What this task involves: Search the records for the word "name" and pick out every line that has it.
*** Opening Input material ***
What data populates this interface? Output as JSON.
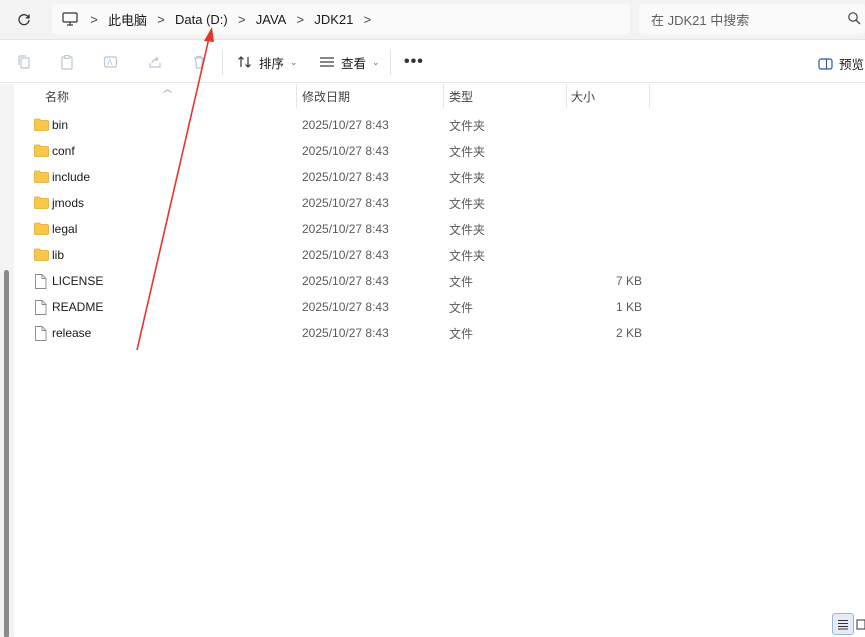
{
  "address_bar": {
    "breadcrumb": [
      "此电脑",
      "Data (D:)",
      "JAVA",
      "JDK21"
    ],
    "separator": ">"
  },
  "search": {
    "placeholder": "在 JDK21 中搜索"
  },
  "toolbar": {
    "sort_label": "排序",
    "view_label": "查看",
    "more_label": "•••",
    "preview_label": "预览"
  },
  "columns": {
    "name": "名称",
    "date": "修改日期",
    "type": "类型",
    "size": "大小"
  },
  "files": [
    {
      "name": "bin",
      "date": "2025/10/27 8:43",
      "type": "文件夹",
      "size": "",
      "kind": "folder"
    },
    {
      "name": "conf",
      "date": "2025/10/27 8:43",
      "type": "文件夹",
      "size": "",
      "kind": "folder"
    },
    {
      "name": "include",
      "date": "2025/10/27 8:43",
      "type": "文件夹",
      "size": "",
      "kind": "folder"
    },
    {
      "name": "jmods",
      "date": "2025/10/27 8:43",
      "type": "文件夹",
      "size": "",
      "kind": "folder"
    },
    {
      "name": "legal",
      "date": "2025/10/27 8:43",
      "type": "文件夹",
      "size": "",
      "kind": "folder"
    },
    {
      "name": "lib",
      "date": "2025/10/27 8:43",
      "type": "文件夹",
      "size": "",
      "kind": "folder"
    },
    {
      "name": "LICENSE",
      "date": "2025/10/27 8:43",
      "type": "文件",
      "size": "7 KB",
      "kind": "file"
    },
    {
      "name": "README",
      "date": "2025/10/27 8:43",
      "type": "文件",
      "size": "1 KB",
      "kind": "file"
    },
    {
      "name": "release",
      "date": "2025/10/27 8:43",
      "type": "文件",
      "size": "2 KB",
      "kind": "file"
    }
  ],
  "colors": {
    "folder": "#f8c84b",
    "folder_dark": "#e6a92a",
    "annotation_arrow": "#e8342a",
    "selection_accent": "#9ab6d8"
  },
  "icons": {
    "refresh": "refresh-icon",
    "computer": "computer-icon",
    "search": "search-icon",
    "sort": "sort-icon",
    "view": "view-icon",
    "preview": "preview-pane-icon"
  }
}
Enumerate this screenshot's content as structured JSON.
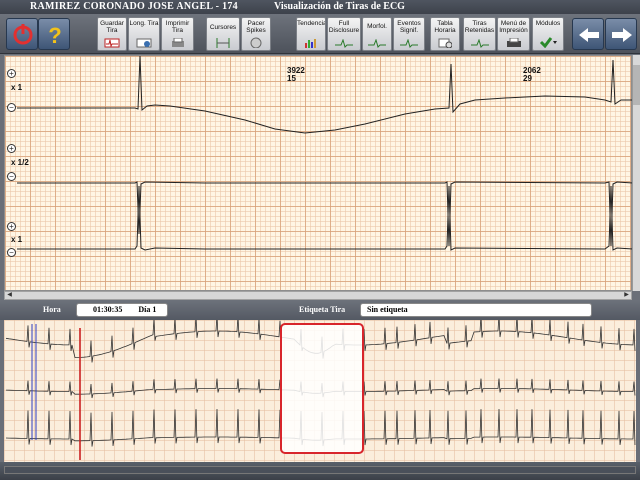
{
  "window": {
    "patient": "RAMIREZ CORONADO JOSE ANGEL - 174",
    "title": "Visualización de Tiras de ECG"
  },
  "toolbar": {
    "buttons": [
      {
        "label": "Guardar Tira",
        "icon": "save-strip-icon"
      },
      {
        "label": "Long. Tira",
        "icon": "strip-length-icon"
      },
      {
        "label": "Imprimir Tira",
        "icon": "print-icon"
      },
      {
        "label": "Cursores",
        "icon": "cursors-icon"
      },
      {
        "label": "Pacer Spikes",
        "icon": "pacer-icon"
      },
      {
        "label": "Tendencias",
        "icon": "trends-icon"
      },
      {
        "label": "Full Disclosure",
        "icon": "full-disclosure-icon"
      },
      {
        "label": "Morfol.",
        "icon": "morphology-icon"
      },
      {
        "label": "Eventos Signif.",
        "icon": "events-icon"
      },
      {
        "label": "Tabla Horaria",
        "icon": "hourly-table-icon"
      },
      {
        "label": "Tiras Retenidas",
        "icon": "retained-strips-icon"
      },
      {
        "label": "Menú de Impresión",
        "icon": "print-menu-icon"
      },
      {
        "label": "Módulos",
        "icon": "modules-icon"
      }
    ]
  },
  "strip": {
    "leads": [
      {
        "gain": "x 1"
      },
      {
        "gain": "x 1/2"
      },
      {
        "gain": "x 1"
      }
    ],
    "annotations": [
      {
        "value": "3922",
        "sub": "15"
      },
      {
        "value": "2062",
        "sub": "29"
      }
    ]
  },
  "info": {
    "hora_label": "Hora",
    "hora_value": "01:30:35",
    "dia_value": "Día 1",
    "etiqueta_label": "Etiqueta Tira",
    "etiqueta_value": "Sin etiqueta"
  },
  "colors": {
    "selection": "#d8252b",
    "trace": "#222222",
    "power_button": "#d82a2a",
    "help_button": "#f2c21a"
  }
}
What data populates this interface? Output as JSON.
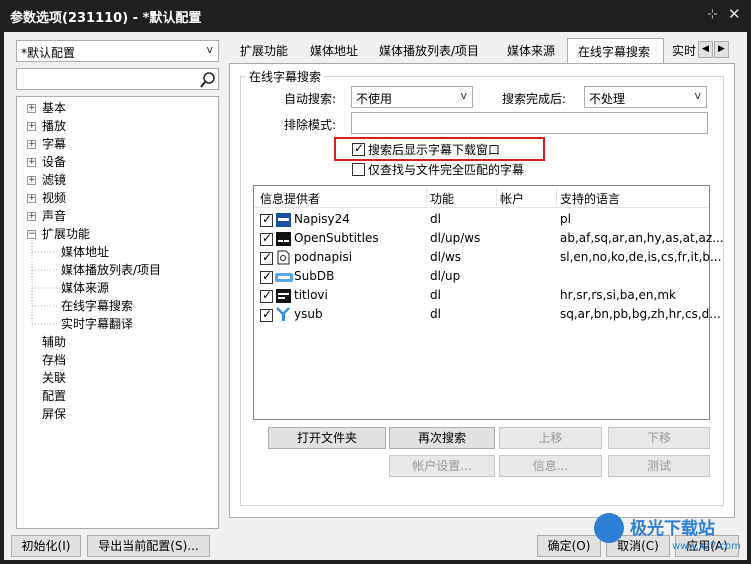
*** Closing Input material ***
Worked solution:
    "name": "名称",
      "name": "bin",
      "name": "conf",
      "name": "include",
      "name": "jmods",
      "name": "legal",
      "name": "lib",
      "name": "LICENSE",
      "name": "README",
      "name": "release",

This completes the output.